Nicky Henderson expresses fury over handling of Altior saga

Nicky Henderson has pledged not to reveal market sensitive information about his horses through his sponsor Unibet as he expressed fury over the handling of Altior's controversial absence from Kempton's Silviniaco Conti Chase.

The five-time champion trainer said his bookmaker-sponsored updates would instead be restricted to more routine news, with anything that might significantly impact a betting market announced via the Press Association.

Altior was scratched from the Silviniaco Conti Chase on Thursday, 48 hours after Henderson had announced on his Unibet-sponsored blog that he was not happy with two-time Champion Chase winner.

Henderson's stable star was long odds-on for the 2m4f contest, but drifted alarmingly in the market on Tuesday morning before Henderson publicly expressed concern about his wellbeing.

Henderson said he was contacted by a media outlet about the drift and immediately called the BHA.

Speaking at Kempton on Saturday, where he saddled two winners, Henderson said: "Altior just didn't look right that morning, but before we knew it there was a rumour.

"The first thing I did, which nobody seems to have mentioned, certainly not the BHA, is that I rang their integrity department at 8.45am on Tuesday morning to tell them we had a problem with Altior and told them there was something fishy going on.

"Most people think that there wasn't anything wrong until I made an announcement at 12 o'clock, but that isn't the case. The BHA are well aware I'd informed them before 9am that all wasn't well, but they haven't mentioned that in all this and then everyone is knocking me.

"I had to speak to my owner first before I could go public with the information and I couldn't get hold of them until midday. I rang the BHA but they haven't mentioned that."

He added: "I'm furious. I've been furious the whole way through. What more could I have done that morning?"

Nicky Henderson, picture Sean Trivass

The BHA sent a vet to examine Altior on Thursday and found him to be fit and sound, but Henderson still opted to scratch the horse.

Henderson, whose eventual representative Top Notch finished third, said about Altior: "He looked better the next day and he remained in the race on Thursday when the BHA vet came down and said he was sound and happy. I love the way that then BHA put out that 'horse scratched after BHA vet visits horse'. That insinuates that the horse was taken out because of the BHA vet, but he wasn't. After all the schmozzle we decided it wasn't worth it.

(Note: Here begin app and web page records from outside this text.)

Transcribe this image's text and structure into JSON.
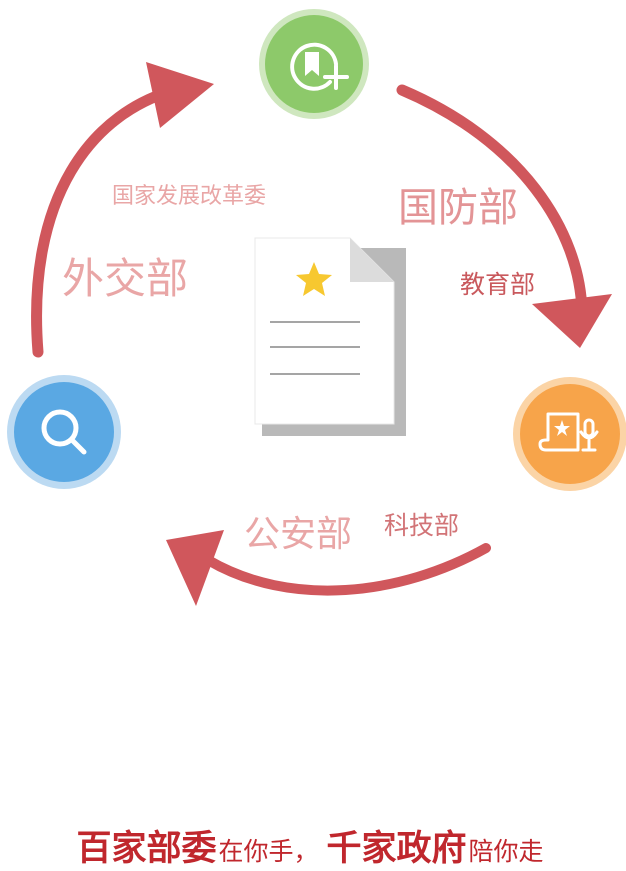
{
  "labels": {
    "fazhan": "国家发展改革委",
    "guofang": "国防部",
    "jiaoyu": "教育部",
    "waijiao": "外交部",
    "gongan": "公安部",
    "keji": "科技部"
  },
  "tagline": {
    "part1": "百家部委",
    "part2": "在你手，",
    "part3": "千家政府",
    "part4": "陪你走"
  },
  "icons": {
    "top": "bookmark-add-icon",
    "left": "search-icon",
    "right": "scroll-microphone-icon",
    "center": "document-star-icon"
  },
  "colors": {
    "arrow": "#d0575c",
    "label_light": "#e9a6a6",
    "label_dark": "#c9595d",
    "green": "#8dc96a",
    "blue": "#5aa8e3",
    "orange": "#f7a44a",
    "star": "#f7c830",
    "tagline": "#c0272d"
  }
}
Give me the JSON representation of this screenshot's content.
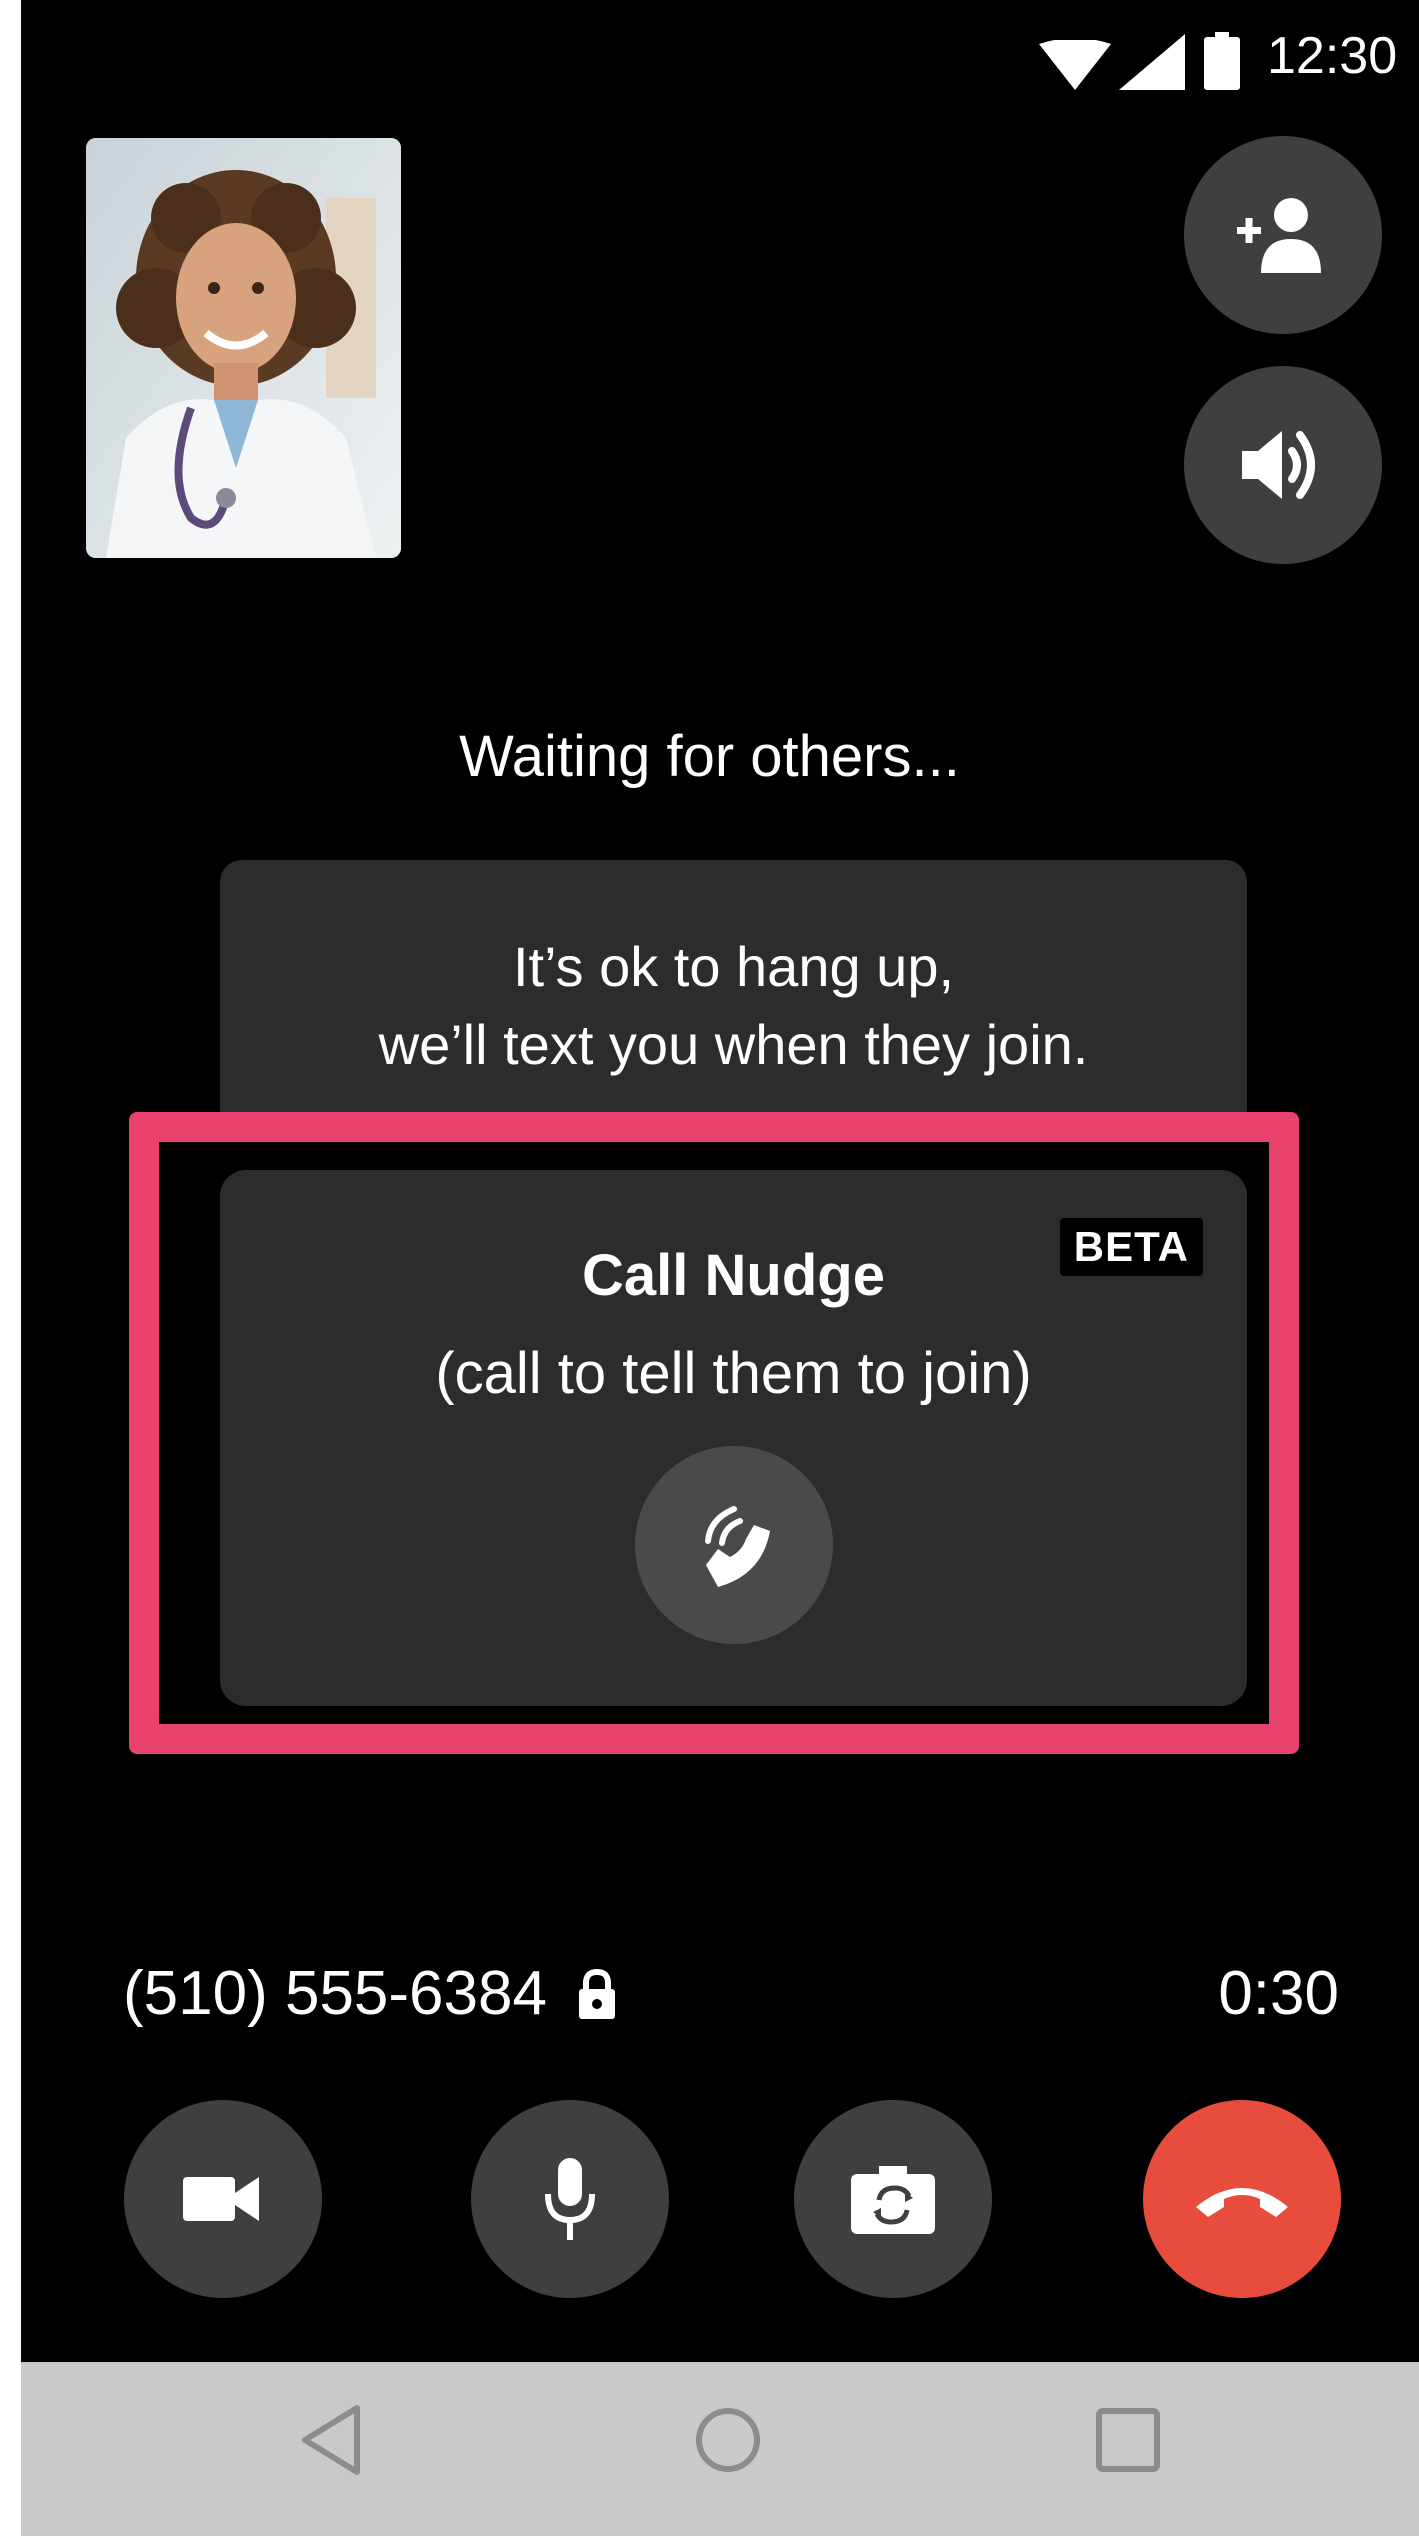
{
  "status_bar": {
    "time": "12:30",
    "icons": [
      "wifi-icon",
      "cell-signal-icon",
      "battery-icon"
    ]
  },
  "self_view": {
    "icon": "doctor-portrait"
  },
  "top_actions": {
    "add_person_icon": "add-person-icon",
    "speaker_icon": "speaker-icon"
  },
  "waiting": {
    "text": "Waiting for others..."
  },
  "hangup_info": {
    "line1": "It’s ok to hang up,",
    "line2": "we’ll text you when they join."
  },
  "call_nudge": {
    "badge": "BETA",
    "title": "Call Nudge",
    "subtitle": "(call to tell them to join)",
    "button_icon": "ringing-phone-icon",
    "highlight_color": "#e9436d"
  },
  "call_info": {
    "phone_number": "(510) 555-6384",
    "lock_icon": "lock-icon",
    "timer": "0:30"
  },
  "controls": {
    "camera_icon": "video-camera-icon",
    "mic_icon": "microphone-icon",
    "flip_icon": "flip-camera-icon",
    "end_call_icon": "end-call-icon",
    "end_call_color": "#e74c3c"
  },
  "nav_bar": {
    "back_icon": "back-triangle-icon",
    "home_icon": "home-circle-icon",
    "recents_icon": "recents-square-icon"
  }
}
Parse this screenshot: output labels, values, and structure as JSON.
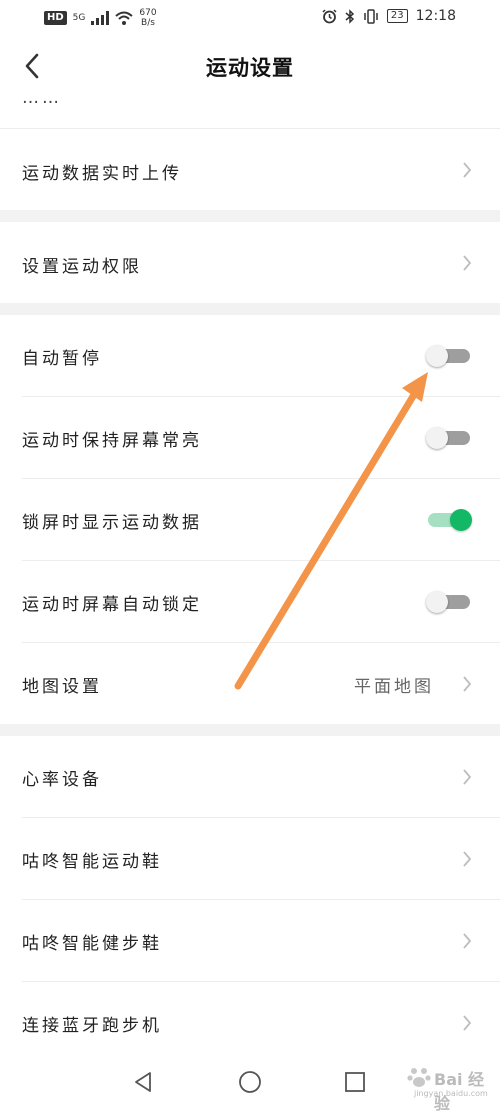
{
  "status_bar": {
    "hd": "HD",
    "signal_tag": "5G",
    "speed_value": "670",
    "speed_unit": "B/s",
    "battery": "23",
    "time": "12:18"
  },
  "header": {
    "title": "运动设置"
  },
  "partial_row": {
    "label": "……"
  },
  "rows": [
    {
      "label": "运动数据实时上传"
    },
    {
      "label": "设置运动权限"
    },
    {
      "label": "自动暂停",
      "toggle": false
    },
    {
      "label": "运动时保持屏幕常亮",
      "toggle": false
    },
    {
      "label": "锁屏时显示运动数据",
      "toggle": true
    },
    {
      "label": "运动时屏幕自动锁定",
      "toggle": false
    },
    {
      "label": "地图设置",
      "value": "平面地图"
    },
    {
      "label": "心率设备"
    },
    {
      "label": "咕咚智能运动鞋"
    },
    {
      "label": "咕咚智能健步鞋"
    },
    {
      "label": "连接蓝牙跑步机"
    }
  ],
  "watermark": {
    "text": "Bai 经验",
    "sub": "jingyan.baidu.com"
  },
  "colors": {
    "accent_green": "#12b866",
    "annotation_arrow": "#f39448",
    "section_gap": "#f2f2f2"
  }
}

"I had wanted to run the horse, but the only plus side is that I may well have taken him out anyway because of the soft ground here today."

All stable employees are supposed to keep inside information confidential as terms of their employment.

Henderson said: "I have reminded my employees about their responsibilities and in future we'll be releasing such sensitive information through the Press Association. The more routine stuff we will continue to put out ourselves. It's all very well people talking down the bookmakers involvement but they put a lot of money in to the game."

Following Henderson's comments on the matter, a BHA spokesman said: "We can confirm that Mr Henderson contacted us on Tuesday morning. It would not be standard practice for the BHA to proactively make public the details of confidential conversations with a trainer, particularly if those conversations related to the potential use of inside information.

"Mr Henderson's call was to let us know that he was concerned about why the horse was drifting in the market despite no decision having been made about his participation. The BHA was in regular contact with Mr Henderson from Tuesday morning onwards in relation to this, but the communication of a horse's running plans is a matter for the trainer.

"This, however, is an entirely separate issue to our statement on Wednesday evening, which was instead related to the fact that Mr Henderson had not yet scratched the horse despite having said on Tuesday that it was not going to run and designed to keep the racing and betting public up to date."